  3. Thirumalaisamy, G. et al. Hindgut fermentation in horses. Indian Farmer. 2016.
  4. Costa, M.C. et al. Comparison of the fecal microbiota of healthy horses and horses with colitis by high throughput sequencing of the V3-V5 region of the 16S rRNA gene. PLoS One. 2012.
  5. Lindroth, K. Free faecal liquid in horses. Acta Universitatis Agriculturae Sueciae. 2020.
  6. Kienzle, E. et al. Field Study on Risk Factors for Free Fecal Water in Pleasure Horses. J Equine Vet Sci. 2016.
  7. Rowe, J.B. et al. Controlling acidosis in the equine hindgut. Advances in Animal Nutrition in Australia. 1995.

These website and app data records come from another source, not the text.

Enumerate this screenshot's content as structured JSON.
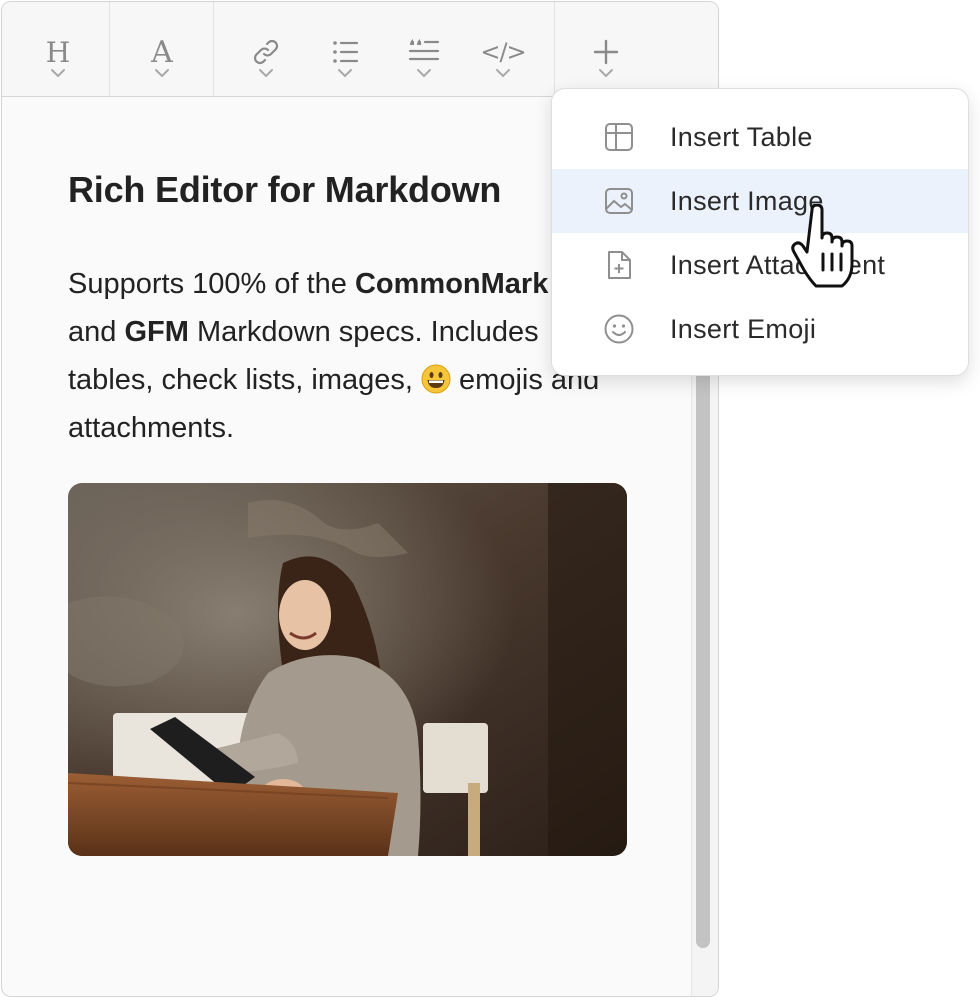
{
  "toolbar": {
    "buttons": [
      {
        "name": "heading",
        "icon": "heading-icon",
        "glyph": "H"
      },
      {
        "name": "font-style",
        "icon": "font-style-icon",
        "glyph": "A"
      },
      {
        "name": "link",
        "icon": "link-icon"
      },
      {
        "name": "list",
        "icon": "list-icon"
      },
      {
        "name": "quote",
        "icon": "quote-icon"
      },
      {
        "name": "code",
        "icon": "code-icon",
        "glyph": "</>"
      },
      {
        "name": "insert",
        "icon": "plus-icon",
        "glyph": "+"
      }
    ]
  },
  "document": {
    "title": "Rich Editor for Markdown",
    "paragraph": {
      "t1": "Supports 100% of the ",
      "b1": "CommonMark",
      "t2": "and ",
      "b2": "GFM",
      "t3": " Markdown specs. Includes tables, check lists, images, ",
      "emoji": "😀",
      "t4": " emojis and attachments."
    },
    "image_icon": "photo-woman-tablet-image"
  },
  "insert_menu": {
    "items": [
      {
        "label": "Insert Table",
        "icon": "table-icon"
      },
      {
        "label": "Insert Image",
        "icon": "image-icon"
      },
      {
        "label": "Insert Attachment",
        "icon": "attachment-icon"
      },
      {
        "label": "Insert Emoji",
        "icon": "emoji-icon"
      }
    ],
    "highlighted_item": "Insert Image"
  },
  "colors": {
    "icon_gray": "#8a8a8a",
    "highlight": "#ecf2fb",
    "scroll_thumb": "#c3c3c3"
  }
}
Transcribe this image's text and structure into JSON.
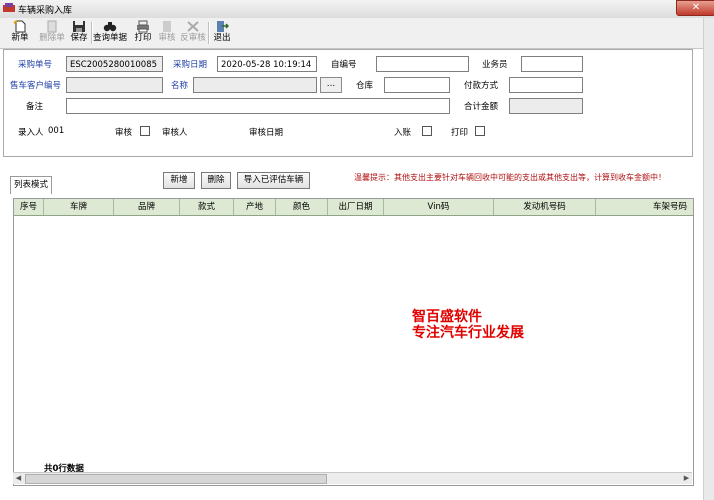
{
  "window": {
    "title": "车辆采购入库",
    "close_glyph": "✕"
  },
  "toolbar": {
    "buttons": [
      {
        "label": "新单",
        "icon": "new-doc-icon",
        "enabled": true
      },
      {
        "label": "删除单",
        "icon": "delete-doc-icon",
        "enabled": false
      },
      {
        "label": "保存",
        "icon": "save-icon",
        "enabled": true
      },
      {
        "label": "查询单据",
        "icon": "binoculars-icon",
        "enabled": true
      },
      {
        "label": "打印",
        "icon": "printer-icon",
        "enabled": true
      },
      {
        "label": "审核",
        "icon": "audit-icon",
        "enabled": false
      },
      {
        "label": "反审核",
        "icon": "unaudit-icon",
        "enabled": false
      },
      {
        "label": "退出",
        "icon": "exit-icon",
        "enabled": true
      }
    ]
  },
  "form": {
    "purchase_no_label": "采购单号",
    "purchase_no_value": "ESC2005280010085",
    "purchase_date_label": "采购日期",
    "purchase_date_value": "2020-05-28 10:19:14",
    "self_no_label": "自编号",
    "self_no_value": "",
    "salesman_label": "业务员",
    "salesman_value": "",
    "seller_customer_label": "售车客户编号",
    "seller_customer_value": "",
    "name_label": "名称",
    "name_value": "",
    "lookup_button": "...",
    "warehouse_label": "仓库",
    "warehouse_value": "",
    "payment_label": "付款方式",
    "payment_value": "",
    "remark_label": "备注",
    "remark_value": "",
    "total_label": "合计金额",
    "total_value": "",
    "entered_by_label": "录入人",
    "entered_by_value": "001",
    "audit_label": "审核",
    "auditor_label": "审核人",
    "audit_date_label": "审核日期",
    "posted_label": "入账",
    "print_label": "打印"
  },
  "tab": {
    "label": "列表模式"
  },
  "actions": {
    "add": "新增",
    "delete": "删除",
    "import": "导入已评估车辆"
  },
  "hint": "温馨提示：其他支出主要针对车辆回收中可能的支出或其他支出等，计算到收车金额中！",
  "grid": {
    "columns": [
      "序号",
      "车牌",
      "品牌",
      "款式",
      "产地",
      "颜色",
      "出厂日期",
      "Vin码",
      "发动机号码",
      "车架号码"
    ],
    "rows": [],
    "row_count_text": "共0行数据"
  },
  "watermark": {
    "line1": "智百盛软件",
    "line2": "专注汽车行业发展"
  },
  "colors": {
    "accent_red": "#e00000",
    "label_blue": "#1f3fa6",
    "grid_header": "#dde9d3"
  }
}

  8. Destrez, A. et al. Changes of the hindgut microbiota due to high-starch diet can be associated with behavioral stress response in horses. Physiol Behav. 2015.
  9. Davies, J. et al. Development of electrochemical DNA biosensor for equine hindgut acidosis detection. Sensors. 2021.

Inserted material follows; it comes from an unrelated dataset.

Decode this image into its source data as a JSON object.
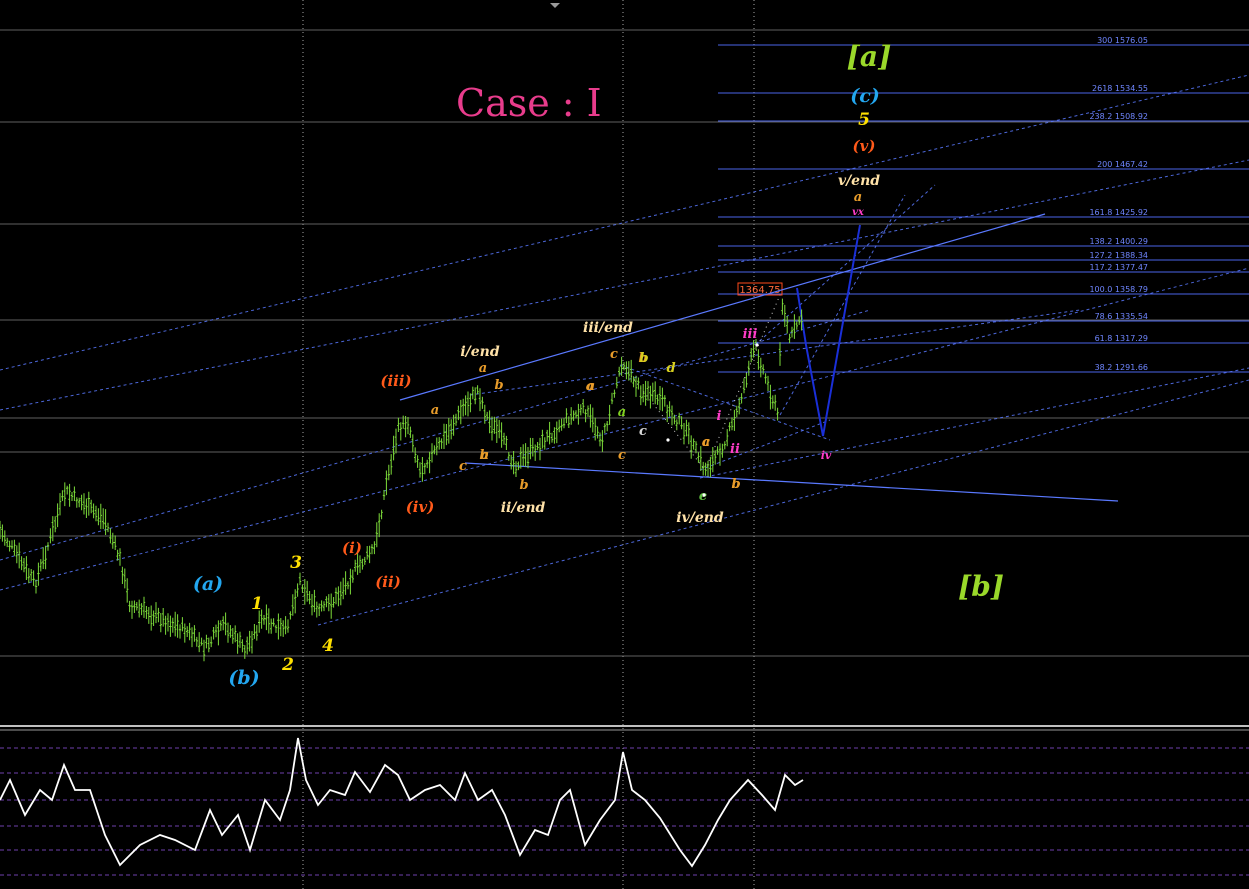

  10. Pagan, J.D. et al. Feeding protected sodium bicarbonate attenuates hindgut acidosis in horses fed a high grain ration. AAEP Proceedings. 2007.

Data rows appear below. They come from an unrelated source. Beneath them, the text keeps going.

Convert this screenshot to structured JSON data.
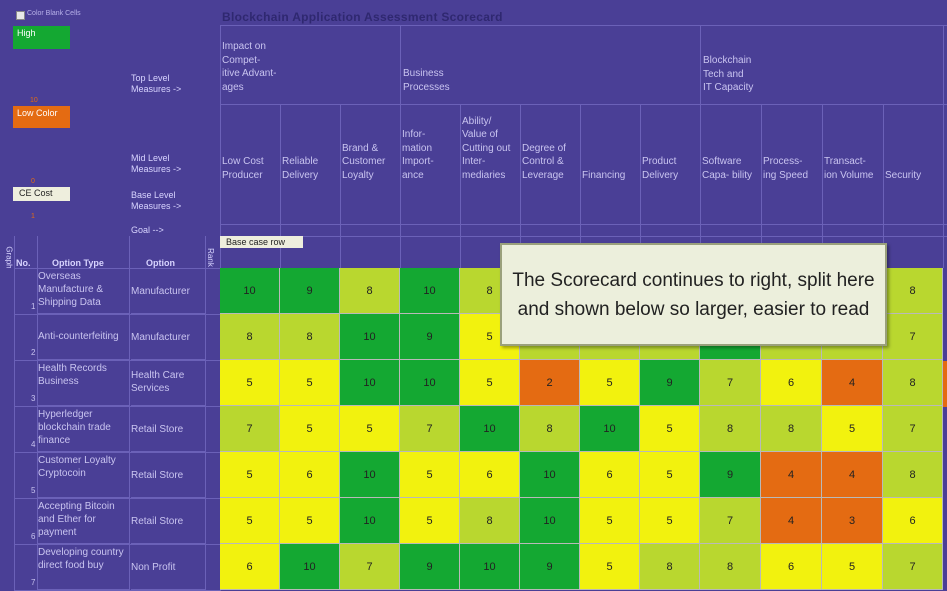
{
  "title": "Blockchain Application Assessment  Scorecard",
  "legend": {
    "checkbox_label": "Color Blank Cells",
    "high": "High",
    "low": "Low Color",
    "ce": "CE Cost",
    "n10": "10",
    "n0": "0",
    "n1": "1"
  },
  "row_headers": {
    "top": "Top Level\nMeasures ->",
    "mid": "Mid Level\nMeasures ->",
    "base": "Base Level\nMeasures ->",
    "goal": "Goal -->"
  },
  "columns_top": [
    {
      "label": "Impact on\nCompet-\nitive Advant-\nages"
    },
    {
      "label": "Business\nProcesses"
    },
    {
      "label": "Blockchain\nTech and\nIT Capacity"
    }
  ],
  "columns_mid": [
    "Low Cost\nProducer",
    "Reliable\nDelivery",
    "Brand &\nCustomer\nLoyalty",
    "Infor-\nmation\nImport-\nance",
    "Ability/\nValue of\nCutting out\nInter-\nmediaries",
    "Degree of\nControl &\nLeverage",
    "Financing",
    "Product\nDelivery",
    "Software\nCapa- bility",
    "Process-\ning Speed",
    "Transact-\nion Volume",
    "Security"
  ],
  "base_case_label": "Base case row",
  "table_headers": {
    "no": "No.",
    "option_type": "Option Type",
    "option": "Option",
    "rank": "Rank",
    "graph": "Graph"
  },
  "callout": "The Scorecard continues to right, split here and shown below so larger, easier to read",
  "colors": {
    "dark_green": "#14a832",
    "light_green": "#b9d72f",
    "yellow": "#f2f20e",
    "orange": "#e46b12",
    "background": "#4a3f96"
  },
  "rows": [
    {
      "no": "1",
      "option_type": "Overseas Manufacture & Shipping Data",
      "option": "Manufacturer",
      "scores": [
        "10",
        "9",
        "8",
        "10",
        "8",
        "",
        "",
        "",
        "",
        "",
        "",
        "",
        "8"
      ],
      "colors": [
        "dg",
        "dg",
        "lg",
        "dg",
        "lg",
        "",
        "",
        "",
        "",
        "",
        "",
        "",
        "lg"
      ]
    },
    {
      "no": "2",
      "option_type": "Anti-counterfeiting",
      "option": "Manufacturer",
      "scores": [
        "8",
        "8",
        "10",
        "9",
        "5",
        "",
        "",
        "",
        "",
        "",
        "",
        "",
        "7"
      ],
      "colors": [
        "lg",
        "lg",
        "dg",
        "dg",
        "y",
        "",
        "",
        "",
        "",
        "",
        "",
        "",
        "lg"
      ]
    },
    {
      "no": "3",
      "option_type": "Health Records Business",
      "option": "Health Care Services",
      "scores": [
        "5",
        "5",
        "10",
        "10",
        "5",
        "2",
        "5",
        "9",
        "7",
        "6",
        "4",
        "8"
      ],
      "colors": [
        "y",
        "y",
        "dg",
        "dg",
        "y",
        "o",
        "y",
        "dg",
        "lg",
        "y",
        "o",
        "lg"
      ]
    },
    {
      "no": "4",
      "option_type": "Hyperledger blockchain trade finance",
      "option": "Retail Store",
      "scores": [
        "7",
        "5",
        "5",
        "7",
        "10",
        "8",
        "10",
        "5",
        "8",
        "8",
        "5",
        "7"
      ],
      "colors": [
        "lg",
        "y",
        "y",
        "lg",
        "dg",
        "lg",
        "dg",
        "y",
        "lg",
        "lg",
        "y",
        "lg"
      ]
    },
    {
      "no": "5",
      "option_type": "Customer Loyalty Cryptocoin",
      "option": "Retail Store",
      "scores": [
        "5",
        "6",
        "10",
        "5",
        "6",
        "10",
        "6",
        "5",
        "9",
        "4",
        "4",
        "8"
      ],
      "colors": [
        "y",
        "y",
        "dg",
        "y",
        "y",
        "dg",
        "y",
        "y",
        "dg",
        "o",
        "o",
        "lg"
      ]
    },
    {
      "no": "6",
      "option_type": "Accepting Bitcoin and Ether for payment",
      "option": "Retail Store",
      "scores": [
        "5",
        "5",
        "10",
        "5",
        "8",
        "10",
        "5",
        "5",
        "7",
        "4",
        "3",
        "6"
      ],
      "colors": [
        "y",
        "y",
        "dg",
        "y",
        "lg",
        "dg",
        "y",
        "y",
        "lg",
        "o",
        "o",
        "y"
      ]
    },
    {
      "no": "7",
      "option_type": "Developing country direct food buy",
      "option": "Non Profit",
      "scores": [
        "6",
        "10",
        "7",
        "9",
        "10",
        "9",
        "5",
        "8",
        "8",
        "6",
        "5",
        "7"
      ],
      "colors": [
        "y",
        "dg",
        "lg",
        "dg",
        "dg",
        "dg",
        "y",
        "lg",
        "lg",
        "y",
        "y",
        "lg"
      ]
    }
  ]
}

  11. Richards, N. et al. The effect of current grain feeding practices on hindgut starch fermentation and acidosis in the Australian racing Thoroughbred. Aust Vet J. 2006.
  12. Willard, J.G. et al. Effect of diet on cecal pH and feeding behavior of horses. J Anim Sci. 1977.
  13. Cipriano-Salazar, M. et al. The dietary components and feeding management as options to offset Digestive disturbance in horses. J Equine Vet Sci. 2019.
  14. Kritas, S.K. Probiotics and Prebiotics for the Health of Pigs and Horses. Probiotics and prebiotics in animal Health and food safety (pp 109-126). 2017.
  15. Spring, P. et al. A review of 733 published trials on BIO-Mos, a mannan oligosaccharide, and Actigen, a second-generation mannose rich fraction, on farm and companion animals. J Appl Anim Nutr. 2015.
  16. Jouany, J-P. et al. Effect of live yeast culture supplementation on hindgut microbial communities and their polysaccharides and glycoside hydrolase activity in horses fed a high-fiber or high-starch diet. J Anim Sci. 2009.
  17. Grimm, P. et al. Effect of yeast supplementation on hindgut microbiota and digestibility of horses subjected to an abrupt change of hays. Livestock Sci. 2016.